ASSIGNMENT: Start to finish, print the data below exactly, without the images.

EXERCISE INPUT:
'''
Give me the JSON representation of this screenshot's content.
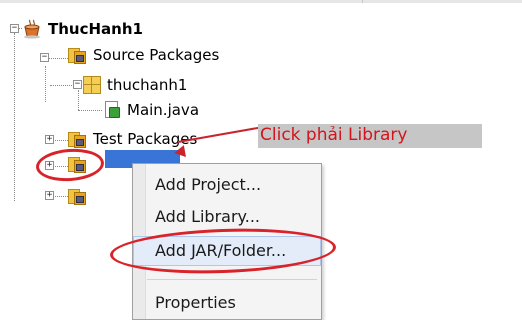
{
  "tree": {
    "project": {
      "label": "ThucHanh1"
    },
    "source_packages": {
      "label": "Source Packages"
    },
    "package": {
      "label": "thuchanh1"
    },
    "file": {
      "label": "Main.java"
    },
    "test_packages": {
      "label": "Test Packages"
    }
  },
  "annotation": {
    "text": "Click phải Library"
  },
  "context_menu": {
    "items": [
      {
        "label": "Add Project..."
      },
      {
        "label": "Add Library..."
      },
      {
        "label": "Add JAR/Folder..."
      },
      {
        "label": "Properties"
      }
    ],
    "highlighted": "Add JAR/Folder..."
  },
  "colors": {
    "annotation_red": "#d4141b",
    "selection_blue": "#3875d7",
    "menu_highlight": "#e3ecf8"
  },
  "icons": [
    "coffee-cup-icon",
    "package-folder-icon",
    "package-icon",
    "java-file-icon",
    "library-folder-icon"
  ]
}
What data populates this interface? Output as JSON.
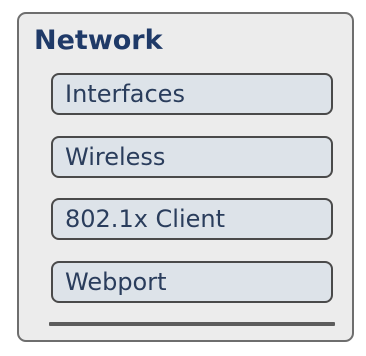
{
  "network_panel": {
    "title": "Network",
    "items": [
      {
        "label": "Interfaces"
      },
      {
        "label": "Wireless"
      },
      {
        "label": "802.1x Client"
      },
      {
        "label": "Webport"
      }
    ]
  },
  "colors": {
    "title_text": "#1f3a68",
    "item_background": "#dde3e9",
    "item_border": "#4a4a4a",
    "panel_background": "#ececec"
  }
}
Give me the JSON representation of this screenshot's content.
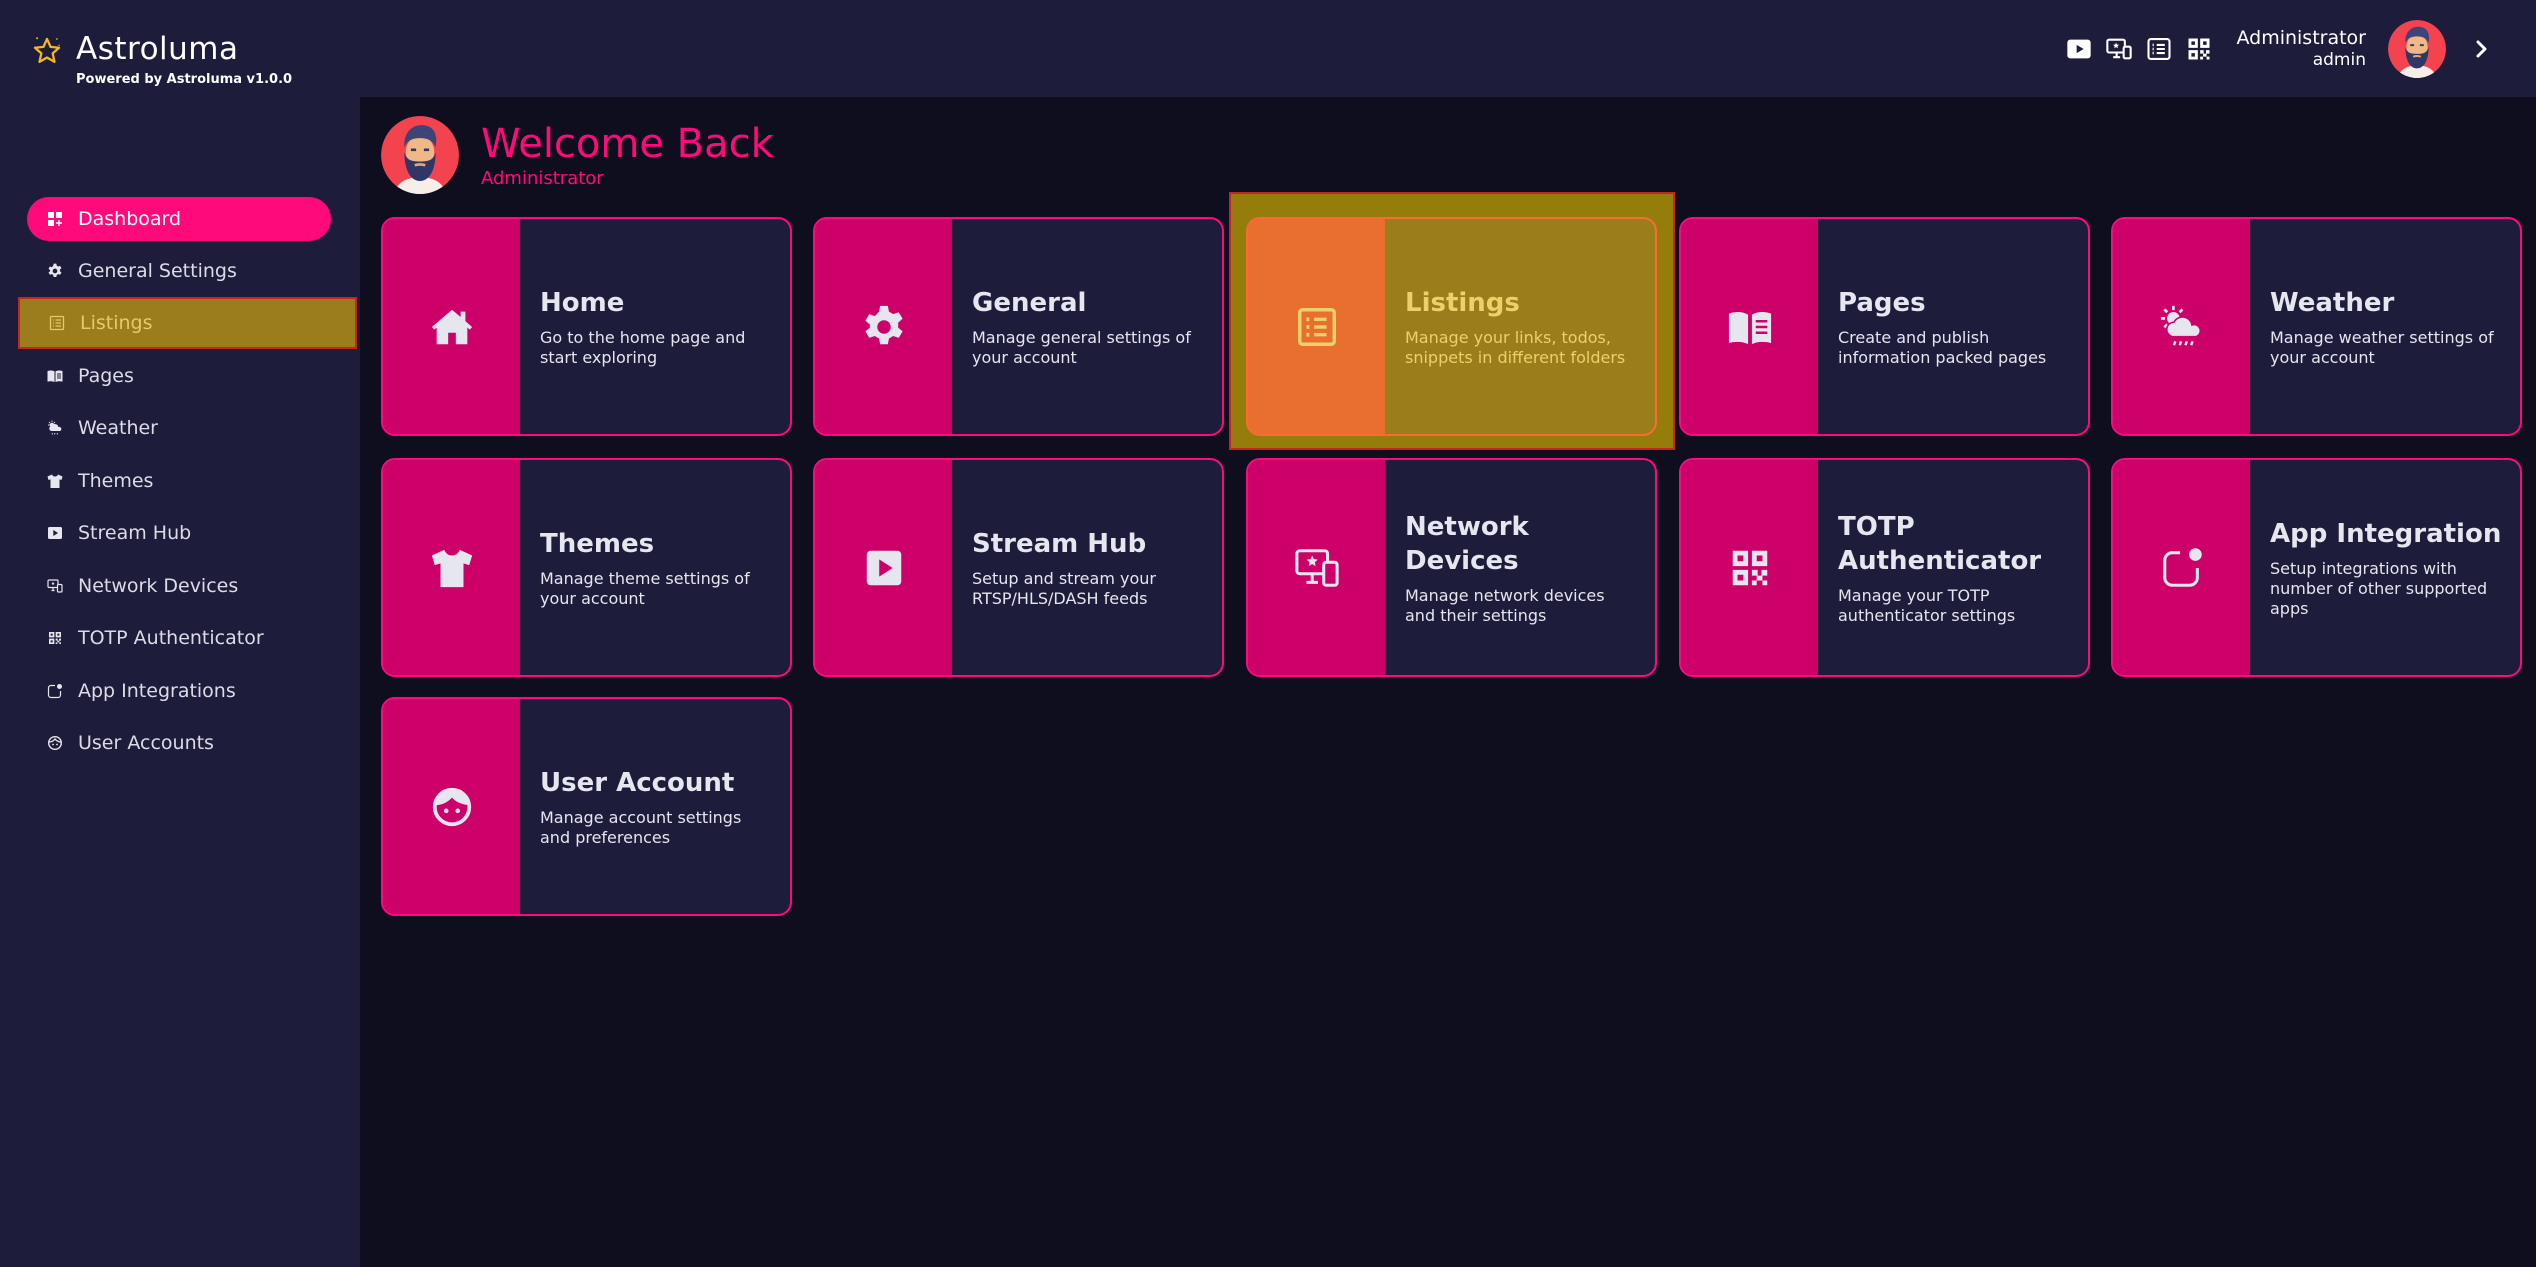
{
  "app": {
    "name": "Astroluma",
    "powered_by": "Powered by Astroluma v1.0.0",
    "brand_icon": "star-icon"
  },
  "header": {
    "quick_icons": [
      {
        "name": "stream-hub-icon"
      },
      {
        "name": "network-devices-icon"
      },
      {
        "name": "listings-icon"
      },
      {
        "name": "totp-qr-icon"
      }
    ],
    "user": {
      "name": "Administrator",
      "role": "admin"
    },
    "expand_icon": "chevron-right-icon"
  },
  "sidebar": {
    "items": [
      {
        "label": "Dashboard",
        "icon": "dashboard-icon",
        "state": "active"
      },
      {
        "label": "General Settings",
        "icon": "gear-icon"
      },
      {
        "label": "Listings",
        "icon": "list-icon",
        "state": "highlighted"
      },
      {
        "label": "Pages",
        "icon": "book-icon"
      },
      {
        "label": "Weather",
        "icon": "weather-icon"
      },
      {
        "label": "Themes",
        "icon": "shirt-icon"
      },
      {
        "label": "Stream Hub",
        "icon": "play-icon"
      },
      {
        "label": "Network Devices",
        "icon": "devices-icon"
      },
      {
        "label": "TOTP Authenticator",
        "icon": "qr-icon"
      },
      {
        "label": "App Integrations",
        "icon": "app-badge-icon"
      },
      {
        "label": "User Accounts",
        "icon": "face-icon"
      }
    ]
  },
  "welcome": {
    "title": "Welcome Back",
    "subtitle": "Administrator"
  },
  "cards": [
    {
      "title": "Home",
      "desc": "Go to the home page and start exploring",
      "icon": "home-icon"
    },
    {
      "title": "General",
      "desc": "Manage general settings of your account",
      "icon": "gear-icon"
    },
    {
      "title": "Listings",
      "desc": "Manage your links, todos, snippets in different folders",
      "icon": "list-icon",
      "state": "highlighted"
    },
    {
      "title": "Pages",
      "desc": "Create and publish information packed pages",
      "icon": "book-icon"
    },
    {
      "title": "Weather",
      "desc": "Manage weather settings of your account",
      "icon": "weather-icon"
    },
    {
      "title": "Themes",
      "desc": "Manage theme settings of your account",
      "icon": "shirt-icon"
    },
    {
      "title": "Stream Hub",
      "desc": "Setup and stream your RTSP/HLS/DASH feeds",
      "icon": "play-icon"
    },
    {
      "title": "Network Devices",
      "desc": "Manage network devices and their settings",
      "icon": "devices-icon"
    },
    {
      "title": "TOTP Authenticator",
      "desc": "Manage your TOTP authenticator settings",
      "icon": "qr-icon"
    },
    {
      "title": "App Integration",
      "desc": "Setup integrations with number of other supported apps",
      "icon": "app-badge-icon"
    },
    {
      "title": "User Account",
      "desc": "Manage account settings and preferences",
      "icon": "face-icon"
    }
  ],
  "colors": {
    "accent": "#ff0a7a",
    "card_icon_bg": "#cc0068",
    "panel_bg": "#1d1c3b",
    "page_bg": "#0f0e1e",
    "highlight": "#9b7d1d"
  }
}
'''
FINISHED TASK:
Give me the JSON representation of this screenshot's content.
{
  "tree": {
    "project": {
      "label": "ThucHanh1"
    },
    "source_packages": {
      "label": "Source Packages"
    },
    "package": {
      "label": "thuchanh1"
    },
    "file": {
      "label": "Main.java"
    },
    "test_packages": {
      "label": "Test Packages"
    }
  },
  "annotation": {
    "text": "Click phải Library"
  },
  "context_menu": {
    "items": [
      {
        "label": "Add Project..."
      },
      {
        "label": "Add Library..."
      },
      {
        "label": "Add JAR/Folder..."
      },
      {
        "label": "Properties"
      }
    ],
    "highlighted": "Add JAR/Folder..."
  },
  "colors": {
    "annotation_red": "#d4141b",
    "selection_blue": "#3875d7",
    "menu_highlight": "#e3ecf8"
  },
  "icons": [
    "coffee-cup-icon",
    "package-folder-icon",
    "package-icon",
    "java-file-icon",
    "library-folder-icon"
  ]
}
What data populates this interface? Output as JSON.
{
  "network_panel": {
    "title": "Network",
    "items": [
      {
        "label": "Interfaces"
      },
      {
        "label": "Wireless"
      },
      {
        "label": "802.1x Client"
      },
      {
        "label": "Webport"
      }
    ]
  },
  "colors": {
    "title_text": "#1f3a68",
    "item_background": "#dde3e9",
    "item_border": "#4a4a4a",
    "panel_background": "#ececec"
  }
}
Give me the JSON representation of this screenshot's content.
{
  "app": {
    "name": "Astroluma",
    "powered_by": "Powered by Astroluma v1.0.0",
    "brand_icon": "star-icon"
  },
  "header": {
    "quick_icons": [
      {
        "name": "stream-hub-icon"
      },
      {
        "name": "network-devices-icon"
      },
      {
        "name": "listings-icon"
      },
      {
        "name": "totp-qr-icon"
      }
    ],
    "user": {
      "name": "Administrator",
      "role": "admin"
    },
    "expand_icon": "chevron-right-icon"
  },
  "sidebar": {
    "items": [
      {
        "label": "Dashboard",
        "icon": "dashboard-icon",
        "state": "active"
      },
      {
        "label": "General Settings",
        "icon": "gear-icon"
      },
      {
        "label": "Listings",
        "icon": "list-icon",
        "state": "highlighted"
      },
      {
        "label": "Pages",
        "icon": "book-icon"
      },
      {
        "label": "Weather",
        "icon": "weather-icon"
      },
      {
        "label": "Themes",
        "icon": "shirt-icon"
      },
      {
        "label": "Stream Hub",
        "icon": "play-icon"
      },
      {
        "label": "Network Devices",
        "icon": "devices-icon"
      },
      {
        "label": "TOTP Authenticator",
        "icon": "qr-icon"
      },
      {
        "label": "App Integrations",
        "icon": "app-badge-icon"
      },
      {
        "label": "User Accounts",
        "icon": "face-icon"
      }
    ]
  },
  "welcome": {
    "title": "Welcome Back",
    "subtitle": "Administrator"
  },
  "cards": [
    {
      "title": "Home",
      "desc": "Go to the home page and start exploring",
      "icon": "home-icon"
    },
    {
      "title": "General",
      "desc": "Manage general settings of your account",
      "icon": "gear-icon"
    },
    {
      "title": "Listings",
      "desc": "Manage your links, todos, snippets in different folders",
      "icon": "list-icon",
      "state": "highlighted"
    },
    {
      "title": "Pages",
      "desc": "Create and publish information packed pages",
      "icon": "book-icon"
    },
    {
      "title": "Weather",
      "desc": "Manage weather settings of your account",
      "icon": "weather-icon"
    },
    {
      "title": "Themes",
      "desc": "Manage theme settings of your account",
      "icon": "shirt-icon"
    },
    {
      "title": "Stream Hub",
      "desc": "Setup and stream your RTSP/HLS/DASH feeds",
      "icon": "play-icon"
    },
    {
      "title": "Network Devices",
      "desc": "Manage network devices and their settings",
      "icon": "devices-icon"
    },
    {
      "title": "TOTP Authenticator",
      "desc": "Manage your TOTP authenticator settings",
      "icon": "qr-icon"
    },
    {
      "title": "App Integration",
      "desc": "Setup integrations with number of other supported apps",
      "icon": "app-badge-icon"
    },
    {
      "title": "User Account",
      "desc": "Manage account settings and preferences",
      "icon": "face-icon"
    }
  ],
  "colors": {
    "accent": "#ff0a7a",
    "card_icon_bg": "#cc0068",
    "panel_bg": "#1d1c3b",
    "page_bg": "#0f0e1e",
    "highlight": "#9b7d1d"
  }
}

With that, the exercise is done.